STUDY MATERIAL:

>>>

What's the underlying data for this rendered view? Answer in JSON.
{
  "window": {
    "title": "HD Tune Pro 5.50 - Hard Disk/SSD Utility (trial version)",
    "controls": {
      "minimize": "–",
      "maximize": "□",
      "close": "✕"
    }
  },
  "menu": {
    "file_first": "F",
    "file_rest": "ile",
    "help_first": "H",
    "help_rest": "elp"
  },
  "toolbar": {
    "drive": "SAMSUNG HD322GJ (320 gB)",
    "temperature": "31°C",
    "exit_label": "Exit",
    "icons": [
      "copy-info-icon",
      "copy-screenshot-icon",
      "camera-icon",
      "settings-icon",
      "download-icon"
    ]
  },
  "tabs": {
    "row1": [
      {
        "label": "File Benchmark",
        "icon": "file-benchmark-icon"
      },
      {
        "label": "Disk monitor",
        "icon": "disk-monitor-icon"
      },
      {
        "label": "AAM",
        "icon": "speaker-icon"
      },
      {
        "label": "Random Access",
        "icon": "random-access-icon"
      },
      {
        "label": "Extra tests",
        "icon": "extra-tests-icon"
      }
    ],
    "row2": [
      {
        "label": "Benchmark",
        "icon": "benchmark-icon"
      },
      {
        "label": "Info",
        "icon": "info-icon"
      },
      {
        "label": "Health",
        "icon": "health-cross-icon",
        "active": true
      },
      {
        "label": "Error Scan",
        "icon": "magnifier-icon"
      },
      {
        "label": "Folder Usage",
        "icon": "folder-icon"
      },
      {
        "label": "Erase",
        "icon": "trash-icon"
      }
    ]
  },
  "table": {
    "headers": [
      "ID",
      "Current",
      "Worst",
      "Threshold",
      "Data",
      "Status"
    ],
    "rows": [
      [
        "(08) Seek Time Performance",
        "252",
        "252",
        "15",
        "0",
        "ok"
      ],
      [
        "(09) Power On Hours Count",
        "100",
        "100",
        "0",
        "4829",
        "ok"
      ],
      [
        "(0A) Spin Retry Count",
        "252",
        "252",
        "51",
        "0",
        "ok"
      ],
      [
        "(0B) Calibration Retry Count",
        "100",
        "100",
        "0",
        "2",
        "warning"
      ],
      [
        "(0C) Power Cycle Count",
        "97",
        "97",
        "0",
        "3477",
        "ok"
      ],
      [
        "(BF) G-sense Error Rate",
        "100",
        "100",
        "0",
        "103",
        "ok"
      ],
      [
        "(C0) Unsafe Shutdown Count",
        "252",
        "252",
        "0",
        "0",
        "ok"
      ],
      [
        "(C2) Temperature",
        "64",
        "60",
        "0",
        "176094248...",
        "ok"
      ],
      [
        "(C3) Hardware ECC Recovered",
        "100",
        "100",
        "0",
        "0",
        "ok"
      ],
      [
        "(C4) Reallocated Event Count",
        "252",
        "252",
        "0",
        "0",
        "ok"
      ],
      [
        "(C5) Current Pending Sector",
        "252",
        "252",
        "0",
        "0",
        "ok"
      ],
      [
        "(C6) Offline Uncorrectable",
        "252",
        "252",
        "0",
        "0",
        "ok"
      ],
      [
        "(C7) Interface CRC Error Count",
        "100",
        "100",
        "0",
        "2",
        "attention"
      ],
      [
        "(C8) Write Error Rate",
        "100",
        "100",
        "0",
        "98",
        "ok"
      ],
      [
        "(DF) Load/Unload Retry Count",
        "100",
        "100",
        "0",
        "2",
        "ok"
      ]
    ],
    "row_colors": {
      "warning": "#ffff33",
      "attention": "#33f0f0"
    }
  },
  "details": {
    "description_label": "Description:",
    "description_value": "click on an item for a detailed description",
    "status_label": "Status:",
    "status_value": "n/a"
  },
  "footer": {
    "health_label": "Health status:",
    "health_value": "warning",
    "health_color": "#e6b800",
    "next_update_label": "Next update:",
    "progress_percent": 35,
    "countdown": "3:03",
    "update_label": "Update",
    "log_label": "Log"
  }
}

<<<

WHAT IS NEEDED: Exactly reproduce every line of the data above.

EXERCISE SOLUTION:
What's the underlying data for this rendered view? Answer in JSON.
{
  "window": {
    "title": "HD Tune Pro 5.50 - Hard Disk/SSD Utility (trial version)",
    "controls": {
      "minimize": "–",
      "maximize": "□",
      "close": "✕"
    }
  },
  "menu": {
    "file_first": "F",
    "file_rest": "ile",
    "help_first": "H",
    "help_rest": "elp"
  },
  "toolbar": {
    "drive": "SAMSUNG HD322GJ (320 gB)",
    "temperature": "31°C",
    "exit_label": "Exit",
    "icons": [
      "copy-info-icon",
      "copy-screenshot-icon",
      "camera-icon",
      "settings-icon",
      "download-icon"
    ]
  },
  "tabs": {
    "row1": [
      {
        "label": "File Benchmark",
        "icon": "file-benchmark-icon"
      },
      {
        "label": "Disk monitor",
        "icon": "disk-monitor-icon"
      },
      {
        "label": "AAM",
        "icon": "speaker-icon"
      },
      {
        "label": "Random Access",
        "icon": "random-access-icon"
      },
      {
        "label": "Extra tests",
        "icon": "extra-tests-icon"
      }
    ],
    "row2": [
      {
        "label": "Benchmark",
        "icon": "benchmark-icon"
      },
      {
        "label": "Info",
        "icon": "info-icon"
      },
      {
        "label": "Health",
        "icon": "health-cross-icon",
        "active": true
      },
      {
        "label": "Error Scan",
        "icon": "magnifier-icon"
      },
      {
        "label": "Folder Usage",
        "icon": "folder-icon"
      },
      {
        "label": "Erase",
        "icon": "trash-icon"
      }
    ]
  },
  "table": {
    "headers": [
      "ID",
      "Current",
      "Worst",
      "Threshold",
      "Data",
      "Status"
    ],
    "rows": [
      [
        "(08) Seek Time Performance",
        "252",
        "252",
        "15",
        "0",
        "ok"
      ],
      [
        "(09) Power On Hours Count",
        "100",
        "100",
        "0",
        "4829",
        "ok"
      ],
      [
        "(0A) Spin Retry Count",
        "252",
        "252",
        "51",
        "0",
        "ok"
      ],
      [
        "(0B) Calibration Retry Count",
        "100",
        "100",
        "0",
        "2",
        "warning"
      ],
      [
        "(0C) Power Cycle Count",
        "97",
        "97",
        "0",
        "3477",
        "ok"
      ],
      [
        "(BF) G-sense Error Rate",
        "100",
        "100",
        "0",
        "103",
        "ok"
      ],
      [
        "(C0) Unsafe Shutdown Count",
        "252",
        "252",
        "0",
        "0",
        "ok"
      ],
      [
        "(C2) Temperature",
        "64",
        "60",
        "0",
        "176094248...",
        "ok"
      ],
      [
        "(C3) Hardware ECC Recovered",
        "100",
        "100",
        "0",
        "0",
        "ok"
      ],
      [
        "(C4) Reallocated Event Count",
        "252",
        "252",
        "0",
        "0",
        "ok"
      ],
      [
        "(C5) Current Pending Sector",
        "252",
        "252",
        "0",
        "0",
        "ok"
      ],
      [
        "(C6) Offline Uncorrectable",
        "252",
        "252",
        "0",
        "0",
        "ok"
      ],
      [
        "(C7) Interface CRC Error Count",
        "100",
        "100",
        "0",
        "2",
        "attention"
      ],
      [
        "(C8) Write Error Rate",
        "100",
        "100",
        "0",
        "98",
        "ok"
      ],
      [
        "(DF) Load/Unload Retry Count",
        "100",
        "100",
        "0",
        "2",
        "ok"
      ]
    ],
    "row_colors": {
      "warning": "#ffff33",
      "attention": "#33f0f0"
    }
  },
  "details": {
    "description_label": "Description:",
    "description_value": "click on an item for a detailed description",
    "status_label": "Status:",
    "status_value": "n/a"
  },
  "footer": {
    "health_label": "Health status:",
    "health_value": "warning",
    "health_color": "#e6b800",
    "next_update_label": "Next update:",
    "progress_percent": 35,
    "countdown": "3:03",
    "update_label": "Update",
    "log_label": "Log"
  }
}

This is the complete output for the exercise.